Earlier this week I learned from the NASA website that Konrad Dannenberg died on Monday at the age of 96. Dannenberg was a key member of Wernher von Braun’s original engineering team that developed the hardware and processes which enabled humans to reach the moon.
While attending the adult version of Space Camp in Huntsville in late 2002 and early 2003, I had the pleasure of meeting Dannenberg and talking with him about his experiences. We spoke at length about his work on various launch systems for NASA, including the Redstone — which lifted the first American astronauts into space — and the Saturn V which carried the first humans to the moon. Dannenberg told me how, at the request of Wernher von Braun, he started and managed the development of the Saturn V (which still holds the title of “largest rocket ever built”).

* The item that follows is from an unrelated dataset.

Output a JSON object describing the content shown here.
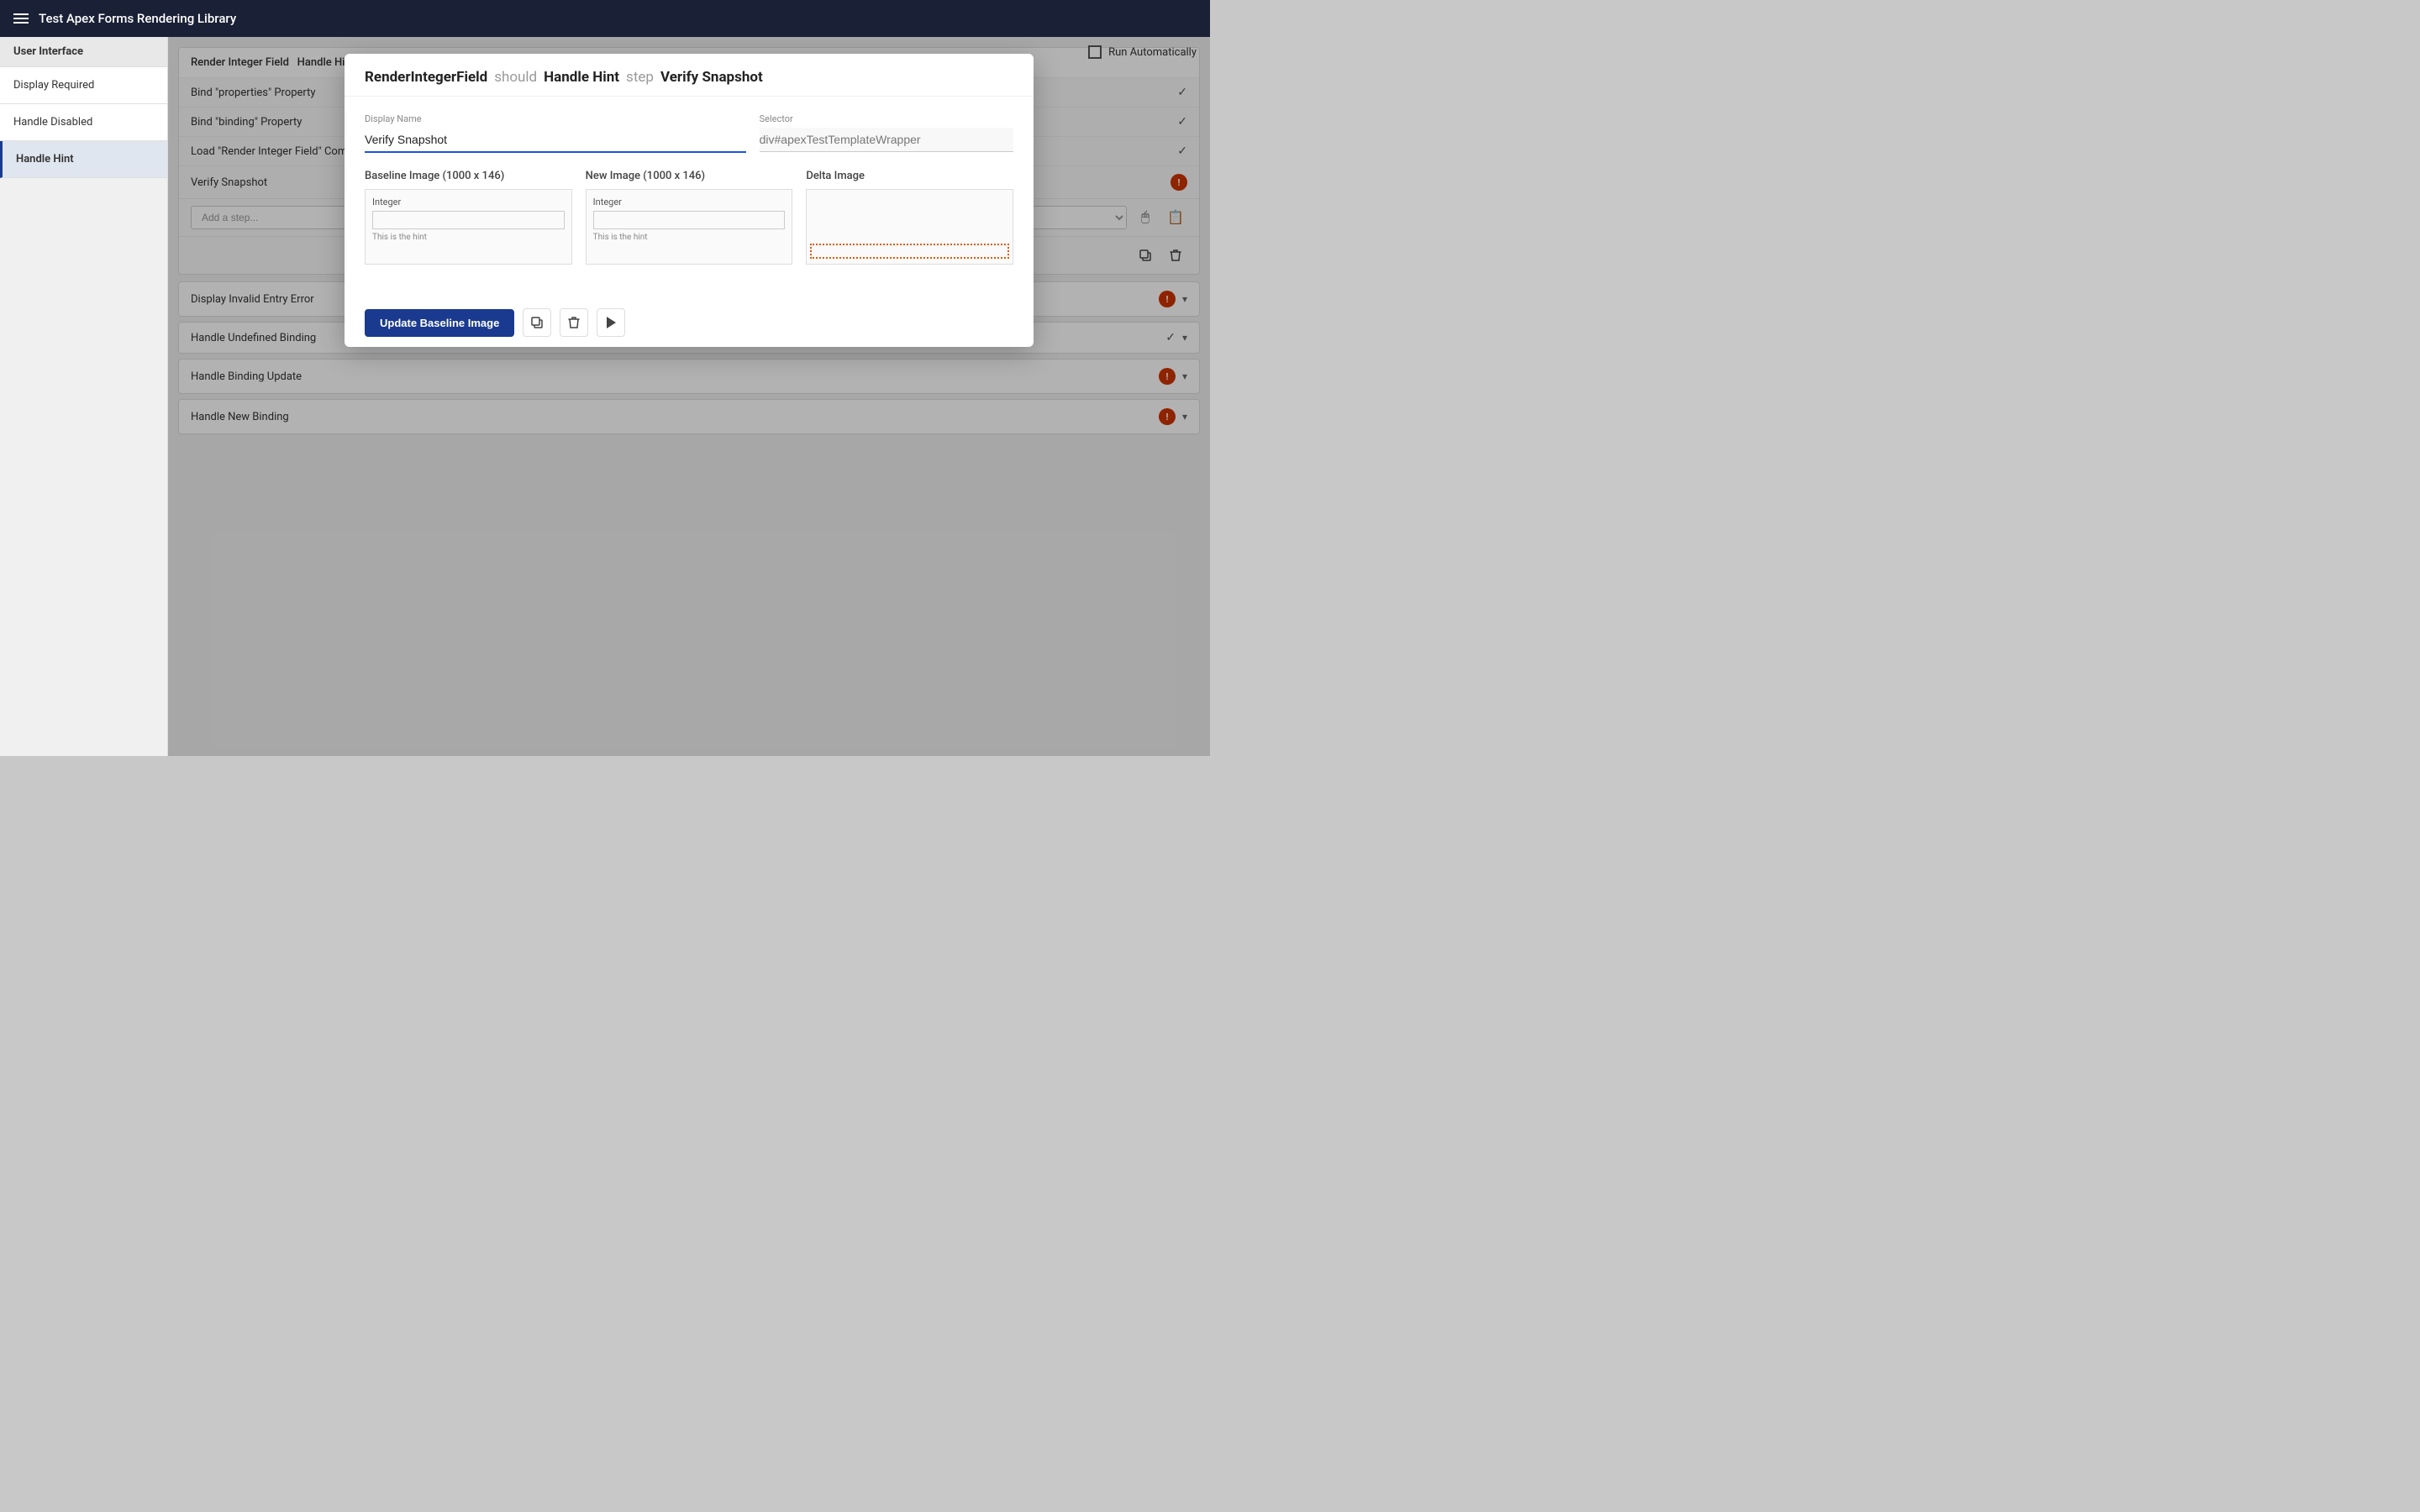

Dannenberg also spoke somewhat guardedly about his time at Peenemünde, Germany (site of the development of the V‑2 rocket during World War II) and his work developing the engines that propelled the V‑2. At the time I met him in 2002, there was still much speculation about whether the glowing Foo Fighters observed shadowing Allied planes during the war were some sort of German weapon prototype, and I asked Dannenberg if he had any knowledge of such an usual flying weapon. He replied that while he had no firsthand knowledge of such a weapon, the descriptions of the Foo Fighters were in line with some of the German aviation projects he had indirectly heard about.
Interestingly, I’ve never read other comments from Dannenberg anywhere else about the Foo Fighter phenomena and his belief that Foo Fighters could have been of German origin. That fact leads me to conclude that either Dannenberg was pulling my leg, or that I had inadvertently coaxed a small piece of history out of him.
My short time with Dannenberg left me with the impression of an understated engineering genius and someone who enthusiastically believed that humankind’s greatest journeys into space still lie ahead of us. (My most prized possession from meeting Dannenberg is a book he autographed containing artist’s depictions of the spacecraft that will carry us to Mars and beyond.) Given the critical role he played in the first 50 years of humans in space, Konrad Dannenberg truly was one of the great rocketmen.